Another volunteer was permanently injured while serving with the Peace Corps in Jamaica. “I have relied on food bank donations over the years to survive,” she says. “I had a promising future when I was in the Peace Corps and now I am 47 years old, single, without children, in massive debt and permanently disabled.”
As this volunteer wrote, her situation is “humiliating and shameful.”
It’s past time our country fixed this and, fortunately, a coalition of Republicans and Democrats in Congress is now trying to do just that. Earlier this month, the House passed the most sweeping Peace Corps reform legislation in a generation, including better health care and workers compensation coverage, new safety and security measures and other overdue changes. The bill, which passed on a bipartisan basis, with 79 House Republicans voting in favor, would renew and revitalize the Peace Corps for years to come.
The Senate is considering similar legislation. Our state’s two U.S. senators, Richard Burr and Thom Tillis, are both in a position to show their leadership and support for the brave, idealistic, inspiring and impactful North Carolinians who serve our country in some of the world’s most challenging countries. They should champion the pending legislation, which already lists six Republican senators as cosponsors, and stand behind a bipartisan program that has enjoyed widespread public support since President Kennedy established it in 1961. More than 240,000 Americans have served as volunteers since then.
It’s the perfect time for this legislation since Peace Corps volunteers are finally redeploying abroad after having been withdrawn worldwide due to COVID-19.
My wife and I served in Moldova, in eastern Europe.

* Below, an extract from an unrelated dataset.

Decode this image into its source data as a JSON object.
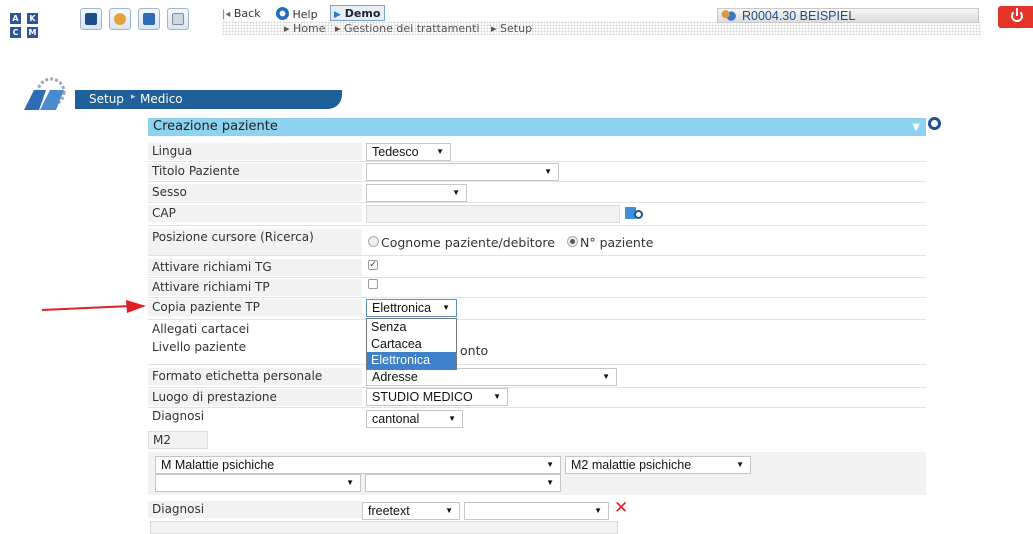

She taught in a school and I worked at a library. Like so many volunteers before us, we felt like we made a difference as volunteers even as we expanded our own horizons and learned more about the world.
We also established friendships that remain strong today, with our host family, work partners and other Moldovans. After returning to North Carolina, we got involved in the state’s long-standing partnership with Moldova. More recently, we’ve been raising money to help Moldova cope with a flood of refugees from neighboring Ukraine.

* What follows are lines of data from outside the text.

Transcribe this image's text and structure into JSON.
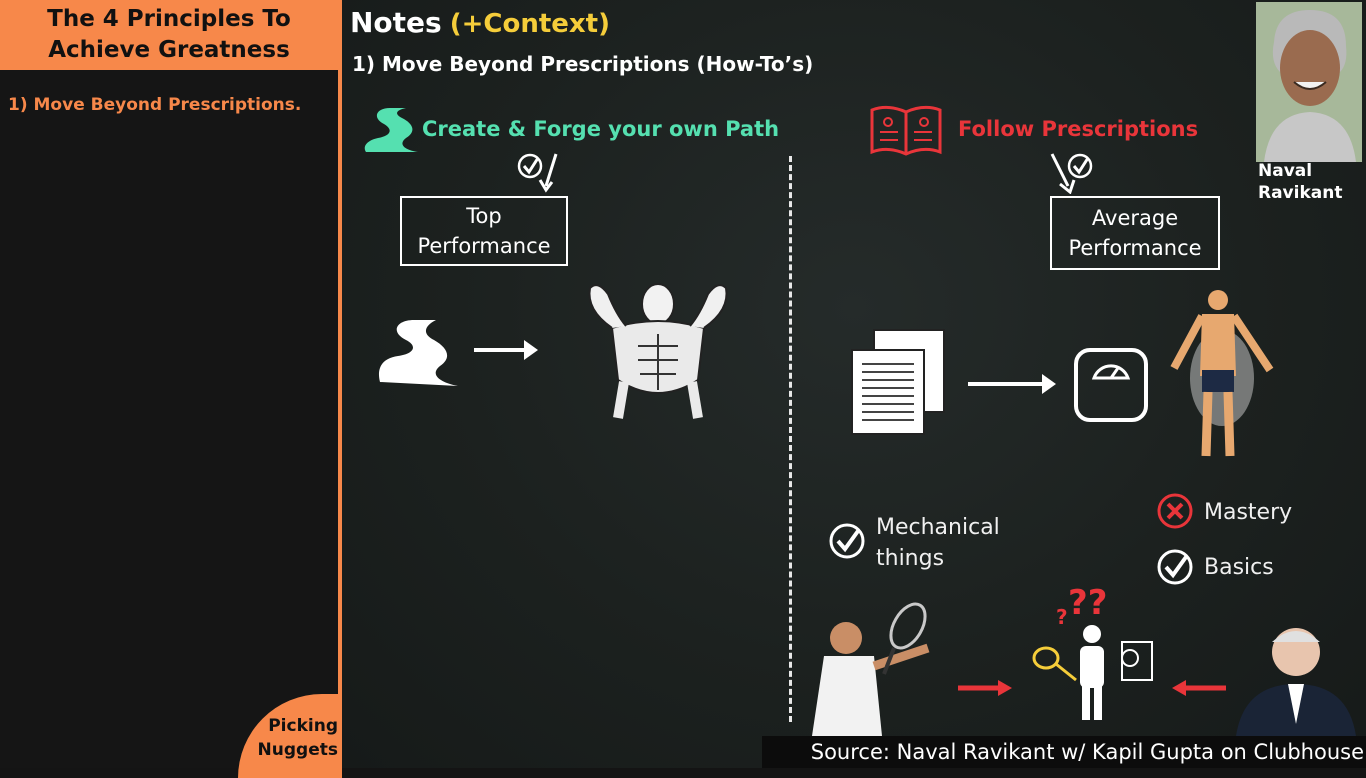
{
  "sidebar": {
    "title": "The 4 Principles To Achieve Greatness",
    "items": [
      "1) Move Beyond Prescriptions."
    ],
    "brand": "Picking Nuggets"
  },
  "header": {
    "title": "Notes",
    "subtitle": "(+Context)",
    "section": "1) Move Beyond Prescriptions (How-To’s)"
  },
  "left": {
    "heading": "Create & Forge your own Path",
    "outcome": "Top Performance"
  },
  "right": {
    "heading": "Follow Prescriptions",
    "outcome": "Average Performance"
  },
  "speaker": {
    "name": "Naval Ravikant"
  },
  "lists": {
    "mechanical": "Mechanical things",
    "mastery": "Mastery",
    "basics": "Basics"
  },
  "source": "Source: Naval Ravikant w/ Kapil Gupta on Clubhouse",
  "colors": {
    "accent_orange": "#f7884a",
    "teal": "#55e0b0",
    "red": "#e9353a",
    "yellow": "#f5cd3a"
  },
  "icons": [
    "path-icon",
    "book-icon",
    "check-icon",
    "cross-icon",
    "scale-icon",
    "documents-icon",
    "arrow-icon",
    "person-icon",
    "question-icon"
  ]
}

We recognize how fortunate we were to have this opportunity. In turn, we expected the government would take care of us if something terrible happened. That’s only fair. It also needs to be true.

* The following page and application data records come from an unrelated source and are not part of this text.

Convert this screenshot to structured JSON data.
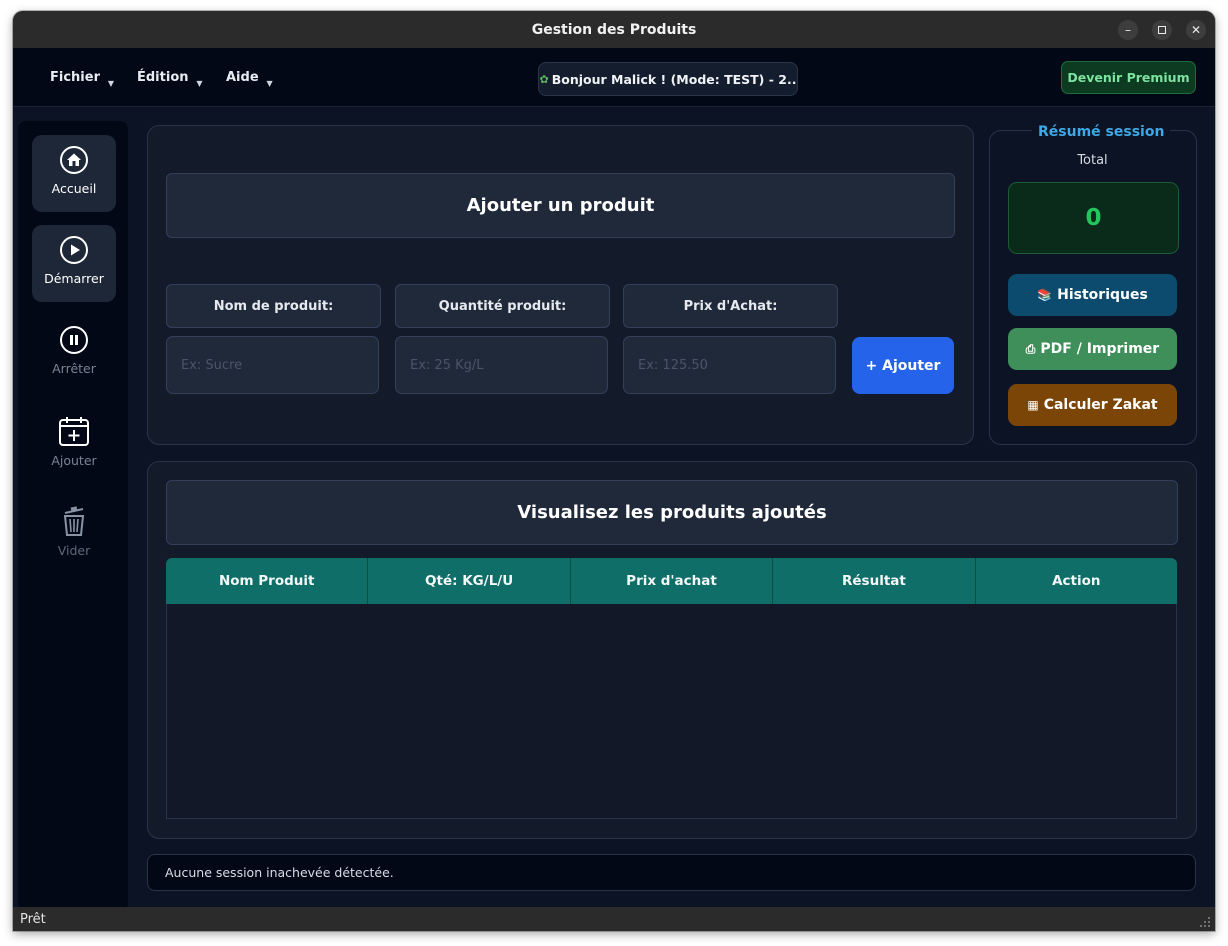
{
  "window": {
    "title": "Gestion des Produits"
  },
  "menubar": {
    "items": [
      {
        "label": "Fichier"
      },
      {
        "label": "Édition"
      },
      {
        "label": "Aide"
      }
    ],
    "greeting": "Bonjour Malick ! (Mode: TEST) - 2..",
    "premium_label": "Devenir Premium"
  },
  "sidebar": {
    "items": [
      {
        "label": "Accueil",
        "icon": "home-icon",
        "active": true
      },
      {
        "label": "Démarrer",
        "icon": "play-icon",
        "active": true
      },
      {
        "label": "Arrêter",
        "icon": "pause-icon",
        "active": false
      },
      {
        "label": "Ajouter",
        "icon": "calendar-plus-icon",
        "active": false
      },
      {
        "label": "Vider",
        "icon": "trash-icon",
        "active": false
      }
    ]
  },
  "form": {
    "title": "Ajouter un produit",
    "fields": [
      {
        "label": "Nom de produit:",
        "placeholder": "Ex: Sucre",
        "value": ""
      },
      {
        "label": "Quantité produit:",
        "placeholder": "Ex: 25 Kg/L",
        "value": ""
      },
      {
        "label": "Prix d'Achat:",
        "placeholder": "Ex: 125.50",
        "value": ""
      }
    ],
    "add_button": "+ Ajouter"
  },
  "summary": {
    "title": "Résumé session",
    "total_label": "Total",
    "total_value": "0",
    "buttons": [
      {
        "label": "Historiques",
        "icon": "books-icon",
        "color": "#0c4a6e"
      },
      {
        "label": "PDF / Imprimer",
        "icon": "printer-icon",
        "color": "#3f8f5a"
      },
      {
        "label": "Calculer Zakat",
        "icon": "abacus-icon",
        "color": "#7c4508"
      }
    ]
  },
  "products": {
    "title": "Visualisez les produits ajoutés",
    "columns": [
      "Nom Produit",
      "Qté: KG/L/U",
      "Prix d'achat",
      "Résultat",
      "Action"
    ],
    "rows": []
  },
  "status": {
    "message": "Aucune session inachevée détectée.",
    "bar_text": "Prêt"
  },
  "colors": {
    "accent_blue": "#2563eb",
    "table_header": "#0f6e68",
    "total_green": "#22c55e",
    "summary_title": "#3ea8e6"
  }
}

We Americans take care of our veterans, diplomats and others who suffer harm during their overseas service, as we should. Those who served honorably in the Peace Corps deserve similar consideration. I hope Sens. Burr and Tillis, and all of our state’s congressional delegation, will step up and do what’s right by reauthorizing the Peace Corps now.